### THE PROBLEM
Output the records exactly. Include every line.

^^^^^^^^^^^^^^^^

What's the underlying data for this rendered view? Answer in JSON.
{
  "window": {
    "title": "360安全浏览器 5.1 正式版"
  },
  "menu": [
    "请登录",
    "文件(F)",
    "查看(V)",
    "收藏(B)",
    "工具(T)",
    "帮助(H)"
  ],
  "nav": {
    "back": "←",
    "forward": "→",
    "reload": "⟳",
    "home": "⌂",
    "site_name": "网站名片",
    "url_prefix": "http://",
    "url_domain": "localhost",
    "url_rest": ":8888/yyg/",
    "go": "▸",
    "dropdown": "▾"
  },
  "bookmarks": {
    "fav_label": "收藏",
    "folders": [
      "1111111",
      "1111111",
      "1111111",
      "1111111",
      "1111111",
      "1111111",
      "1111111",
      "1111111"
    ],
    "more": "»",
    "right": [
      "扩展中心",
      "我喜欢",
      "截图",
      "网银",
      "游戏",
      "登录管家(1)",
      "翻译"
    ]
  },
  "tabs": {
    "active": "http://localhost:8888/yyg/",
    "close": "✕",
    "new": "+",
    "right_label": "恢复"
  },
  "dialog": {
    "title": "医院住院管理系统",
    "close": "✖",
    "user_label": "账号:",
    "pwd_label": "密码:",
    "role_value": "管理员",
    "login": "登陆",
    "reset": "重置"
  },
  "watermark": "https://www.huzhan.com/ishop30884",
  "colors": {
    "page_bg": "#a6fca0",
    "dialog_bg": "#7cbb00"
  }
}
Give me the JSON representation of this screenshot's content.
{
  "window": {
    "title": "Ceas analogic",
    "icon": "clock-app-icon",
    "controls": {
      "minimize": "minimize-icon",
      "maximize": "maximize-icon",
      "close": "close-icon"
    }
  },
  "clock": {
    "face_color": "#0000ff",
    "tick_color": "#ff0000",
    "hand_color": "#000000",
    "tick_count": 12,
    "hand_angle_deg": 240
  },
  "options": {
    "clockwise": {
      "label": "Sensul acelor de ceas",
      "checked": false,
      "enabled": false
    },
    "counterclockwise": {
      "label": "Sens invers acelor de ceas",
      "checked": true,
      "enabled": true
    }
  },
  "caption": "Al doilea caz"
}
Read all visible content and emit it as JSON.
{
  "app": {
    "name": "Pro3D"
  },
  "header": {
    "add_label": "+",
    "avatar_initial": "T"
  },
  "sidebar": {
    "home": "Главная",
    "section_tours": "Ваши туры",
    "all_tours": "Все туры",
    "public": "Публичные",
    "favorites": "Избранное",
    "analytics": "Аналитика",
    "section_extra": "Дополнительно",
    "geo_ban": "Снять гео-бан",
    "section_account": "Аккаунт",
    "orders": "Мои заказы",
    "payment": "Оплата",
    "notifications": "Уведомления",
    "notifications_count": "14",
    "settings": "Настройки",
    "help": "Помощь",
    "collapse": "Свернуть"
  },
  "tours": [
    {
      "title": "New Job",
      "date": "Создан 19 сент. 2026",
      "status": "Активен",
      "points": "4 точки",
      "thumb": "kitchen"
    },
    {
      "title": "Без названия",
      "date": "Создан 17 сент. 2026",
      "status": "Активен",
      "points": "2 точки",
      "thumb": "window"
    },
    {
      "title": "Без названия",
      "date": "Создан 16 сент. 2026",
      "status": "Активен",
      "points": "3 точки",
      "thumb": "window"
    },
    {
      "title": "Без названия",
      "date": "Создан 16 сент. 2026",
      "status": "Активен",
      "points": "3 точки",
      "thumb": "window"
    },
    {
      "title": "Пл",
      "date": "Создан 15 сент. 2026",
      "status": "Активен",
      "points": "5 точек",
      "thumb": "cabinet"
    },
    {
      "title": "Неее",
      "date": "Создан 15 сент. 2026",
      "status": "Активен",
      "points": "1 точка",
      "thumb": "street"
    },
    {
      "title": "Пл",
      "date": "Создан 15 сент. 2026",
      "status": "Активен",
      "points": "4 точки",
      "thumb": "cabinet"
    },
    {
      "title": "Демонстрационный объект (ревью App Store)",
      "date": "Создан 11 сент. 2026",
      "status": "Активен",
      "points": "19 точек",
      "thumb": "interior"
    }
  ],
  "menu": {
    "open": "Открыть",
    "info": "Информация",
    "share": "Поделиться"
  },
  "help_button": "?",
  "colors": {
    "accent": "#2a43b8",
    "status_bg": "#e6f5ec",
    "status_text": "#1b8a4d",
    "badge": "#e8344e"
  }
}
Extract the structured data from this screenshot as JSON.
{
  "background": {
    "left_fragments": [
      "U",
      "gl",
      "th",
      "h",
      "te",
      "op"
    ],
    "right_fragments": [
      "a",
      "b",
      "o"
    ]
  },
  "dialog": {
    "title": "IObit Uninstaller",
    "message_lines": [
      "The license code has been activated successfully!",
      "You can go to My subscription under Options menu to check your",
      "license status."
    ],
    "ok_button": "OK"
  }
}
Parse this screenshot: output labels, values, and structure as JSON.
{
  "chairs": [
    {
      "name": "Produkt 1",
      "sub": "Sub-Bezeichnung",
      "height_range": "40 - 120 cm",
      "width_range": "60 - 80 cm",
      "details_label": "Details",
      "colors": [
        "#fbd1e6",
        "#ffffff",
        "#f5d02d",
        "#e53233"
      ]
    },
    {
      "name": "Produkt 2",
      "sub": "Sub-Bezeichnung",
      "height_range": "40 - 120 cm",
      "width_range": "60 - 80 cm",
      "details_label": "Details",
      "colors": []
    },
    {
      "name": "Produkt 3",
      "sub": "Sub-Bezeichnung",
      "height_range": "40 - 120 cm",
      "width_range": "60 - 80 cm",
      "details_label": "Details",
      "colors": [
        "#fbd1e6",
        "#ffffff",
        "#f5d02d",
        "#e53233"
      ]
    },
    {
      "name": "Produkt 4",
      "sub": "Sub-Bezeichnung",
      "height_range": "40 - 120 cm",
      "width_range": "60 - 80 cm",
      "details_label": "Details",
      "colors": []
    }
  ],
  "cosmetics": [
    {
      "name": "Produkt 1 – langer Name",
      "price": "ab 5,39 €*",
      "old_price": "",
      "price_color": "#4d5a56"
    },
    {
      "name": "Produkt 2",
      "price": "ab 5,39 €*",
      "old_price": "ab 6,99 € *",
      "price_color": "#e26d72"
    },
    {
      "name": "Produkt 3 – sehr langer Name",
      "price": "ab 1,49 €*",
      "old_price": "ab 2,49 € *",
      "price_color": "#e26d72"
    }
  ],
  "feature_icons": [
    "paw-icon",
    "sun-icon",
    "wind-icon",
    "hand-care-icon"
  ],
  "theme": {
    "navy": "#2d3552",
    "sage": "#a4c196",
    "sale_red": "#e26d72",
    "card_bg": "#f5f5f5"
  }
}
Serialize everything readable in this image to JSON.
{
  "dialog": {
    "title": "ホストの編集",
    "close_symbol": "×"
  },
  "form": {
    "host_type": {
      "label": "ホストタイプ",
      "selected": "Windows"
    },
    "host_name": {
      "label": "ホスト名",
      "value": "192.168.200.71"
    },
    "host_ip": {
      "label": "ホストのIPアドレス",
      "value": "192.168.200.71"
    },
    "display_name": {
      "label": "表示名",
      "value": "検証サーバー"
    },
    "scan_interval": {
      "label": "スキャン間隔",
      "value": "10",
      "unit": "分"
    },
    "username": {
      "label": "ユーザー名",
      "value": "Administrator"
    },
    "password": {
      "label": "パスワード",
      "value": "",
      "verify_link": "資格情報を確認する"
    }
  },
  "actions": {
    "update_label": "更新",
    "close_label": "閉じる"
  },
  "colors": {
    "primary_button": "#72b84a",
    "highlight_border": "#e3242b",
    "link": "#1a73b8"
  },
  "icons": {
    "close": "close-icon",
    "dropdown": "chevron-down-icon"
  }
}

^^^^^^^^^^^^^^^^

### THE ANSWER
What's the underlying data for this rendered view? Answer in JSON.
{
  "window": {
    "title": "360安全浏览器 5.1 正式版"
  },
  "menu": [
    "请登录",
    "文件(F)",
    "查看(V)",
    "收藏(B)",
    "工具(T)",
    "帮助(H)"
  ],
  "nav": {
    "back": "←",
    "forward": "→",
    "reload": "⟳",
    "home": "⌂",
    "site_name": "网站名片",
    "url_prefix": "http://",
    "url_domain": "localhost",
    "url_rest": ":8888/yyg/",
    "go": "▸",
    "dropdown": "▾"
  },
  "bookmarks": {
    "fav_label": "收藏",
    "folders": [
      "1111111",
      "1111111",
      "1111111",
      "1111111",
      "1111111",
      "1111111",
      "1111111",
      "1111111"
    ],
    "more": "»",
    "right": [
      "扩展中心",
      "我喜欢",
      "截图",
      "网银",
      "游戏",
      "登录管家(1)",
      "翻译"
    ]
  },
  "tabs": {
    "active": "http://localhost:8888/yyg/",
    "close": "✕",
    "new": "+",
    "right_label": "恢复"
  },
  "dialog": {
    "title": "医院住院管理系统",
    "close": "✖",
    "user_label": "账号:",
    "pwd_label": "密码:",
    "role_value": "管理员",
    "login": "登陆",
    "reset": "重置"
  },
  "watermark": "https://www.huzhan.com/ishop30884",
  "colors": {
    "page_bg": "#a6fca0",
    "dialog_bg": "#7cbb00"
  }
}
Give me the JSON representation of this screenshot's content.
{
  "window": {
    "title": "Ceas analogic",
    "icon": "clock-app-icon",
    "controls": {
      "minimize": "minimize-icon",
      "maximize": "maximize-icon",
      "close": "close-icon"
    }
  },
  "clock": {
    "face_color": "#0000ff",
    "tick_color": "#ff0000",
    "hand_color": "#000000",
    "tick_count": 12,
    "hand_angle_deg": 240
  },
  "options": {
    "clockwise": {
      "label": "Sensul acelor de ceas",
      "checked": false,
      "enabled": false
    },
    "counterclockwise": {
      "label": "Sens invers acelor de ceas",
      "checked": true,
      "enabled": true
    }
  },
  "caption": "Al doilea caz"
}
Read all visible content and emit it as JSON.
{
  "app": {
    "name": "Pro3D"
  },
  "header": {
    "add_label": "+",
    "avatar_initial": "T"
  },
  "sidebar": {
    "home": "Главная",
    "section_tours": "Ваши туры",
    "all_tours": "Все туры",
    "public": "Публичные",
    "favorites": "Избранное",
    "analytics": "Аналитика",
    "section_extra": "Дополнительно",
    "geo_ban": "Снять гео-бан",
    "section_account": "Аккаунт",
    "orders": "Мои заказы",
    "payment": "Оплата",
    "notifications": "Уведомления",
    "notifications_count": "14",
    "settings": "Настройки",
    "help": "Помощь",
    "collapse": "Свернуть"
  },
  "tours": [
    {
      "title": "New Job",
      "date": "Создан 19 сент. 2026",
      "status": "Активен",
      "points": "4 точки",
      "thumb": "kitchen"
    },
    {
      "title": "Без названия",
      "date": "Создан 17 сент. 2026",
      "status": "Активен",
      "points": "2 точки",
      "thumb": "window"
    },
    {
      "title": "Без названия",
      "date": "Создан 16 сент. 2026",
      "status": "Активен",
      "points": "3 точки",
      "thumb": "window"
    },
    {
      "title": "Без названия",
      "date": "Создан 16 сент. 2026",
      "status": "Активен",
      "points": "3 точки",
      "thumb": "window"
    },
    {
      "title": "Пл",
      "date": "Создан 15 сент. 2026",
      "status": "Активен",
      "points": "5 точек",
      "thumb": "cabinet"
    },
    {
      "title": "Неее",
      "date": "Создан 15 сент. 2026",
      "status": "Активен",
      "points": "1 точка",
      "thumb": "street"
    },
    {
      "title": "Пл",
      "date": "Создан 15 сент. 2026",
      "status": "Активен",
      "points": "4 точки",
      "thumb": "cabinet"
    },
    {
      "title": "Демонстрационный объект (ревью App Store)",
      "date": "Создан 11 сент. 2026",
      "status": "Активен",
      "points": "19 точек",
      "thumb": "interior"
    }
  ],
  "menu": {
    "open": "Открыть",
    "info": "Информация",
    "share": "Поделиться"
  },
  "help_button": "?",
  "colors": {
    "accent": "#2a43b8",
    "status_bg": "#e6f5ec",
    "status_text": "#1b8a4d",
    "badge": "#e8344e"
  }
}
Extract the structured data from this screenshot as JSON.
{
  "background": {
    "left_fragments": [
      "U",
      "gl",
      "th",
      "h",
      "te",
      "op"
    ],
    "right_fragments": [
      "a",
      "b",
      "o"
    ]
  },
  "dialog": {
    "title": "IObit Uninstaller",
    "message_lines": [
      "The license code has been activated successfully!",
      "You can go to My subscription under Options menu to check your",
      "license status."
    ],
    "ok_button": "OK"
  }
}
Parse this screenshot: output labels, values, and structure as JSON.
{
  "chairs": [
    {
      "name": "Produkt 1",
      "sub": "Sub-Bezeichnung",
      "height_range": "40 - 120 cm",
      "width_range": "60 - 80 cm",
      "details_label": "Details",
      "colors": [
        "#fbd1e6",
        "#ffffff",
        "#f5d02d",
        "#e53233"
      ]
    },
    {
      "name": "Produkt 2",
      "sub": "Sub-Bezeichnung",
      "height_range": "40 - 120 cm",
      "width_range": "60 - 80 cm",
      "details_label": "Details",
      "colors": []
    },
    {
      "name": "Produkt 3",
      "sub": "Sub-Bezeichnung",
      "height_range": "40 - 120 cm",
      "width_range": "60 - 80 cm",
      "details_label": "Details",
      "colors": [
        "#fbd1e6",
        "#ffffff",
        "#f5d02d",
        "#e53233"
      ]
    },
    {
      "name": "Produkt 4",
      "sub": "Sub-Bezeichnung",
      "height_range": "40 - 120 cm",
      "width_range": "60 - 80 cm",
      "details_label": "Details",
      "colors": []
    }
  ],
  "cosmetics": [
    {
      "name": "Produkt 1 – langer Name",
      "price": "ab 5,39 €*",
      "old_price": "",
      "price_color": "#4d5a56"
    },
    {
      "name": "Produkt 2",
      "price": "ab 5,39 €*",
      "old_price": "ab 6,99 € *",
      "price_color": "#e26d72"
    },
    {
      "name": "Produkt 3 – sehr langer Name",
      "price": "ab 1,49 €*",
      "old_price": "ab 2,49 € *",
      "price_color": "#e26d72"
    }
  ],
  "feature_icons": [
    "paw-icon",
    "sun-icon",
    "wind-icon",
    "hand-care-icon"
  ],
  "theme": {
    "navy": "#2d3552",
    "sage": "#a4c196",
    "sale_red": "#e26d72",
    "card_bg": "#f5f5f5"
  }
}
Serialize everything readable in this image to JSON.
{
  "dialog": {
    "title": "ホストの編集",
    "close_symbol": "×"
  },
  "form": {
    "host_type": {
      "label": "ホストタイプ",
      "selected": "Windows"
    },
    "host_name": {
      "label": "ホスト名",
      "value": "192.168.200.71"
    },
    "host_ip": {
      "label": "ホストのIPアドレス",
      "value": "192.168.200.71"
    },
    "display_name": {
      "label": "表示名",
      "value": "検証サーバー"
    },
    "scan_interval": {
      "label": "スキャン間隔",
      "value": "10",
      "unit": "分"
    },
    "username": {
      "label": "ユーザー名",
      "value": "Administrator"
    },
    "password": {
      "label": "パスワード",
      "value": "",
      "verify_link": "資格情報を確認する"
    }
  },
  "actions": {
    "update_label": "更新",
    "close_label": "閉じる"
  },
  "colors": {
    "primary_button": "#72b84a",
    "highlight_border": "#e3242b",
    "link": "#1a73b8"
  },
  "icons": {
    "close": "close-icon",
    "dropdown": "chevron-down-icon"
  }
}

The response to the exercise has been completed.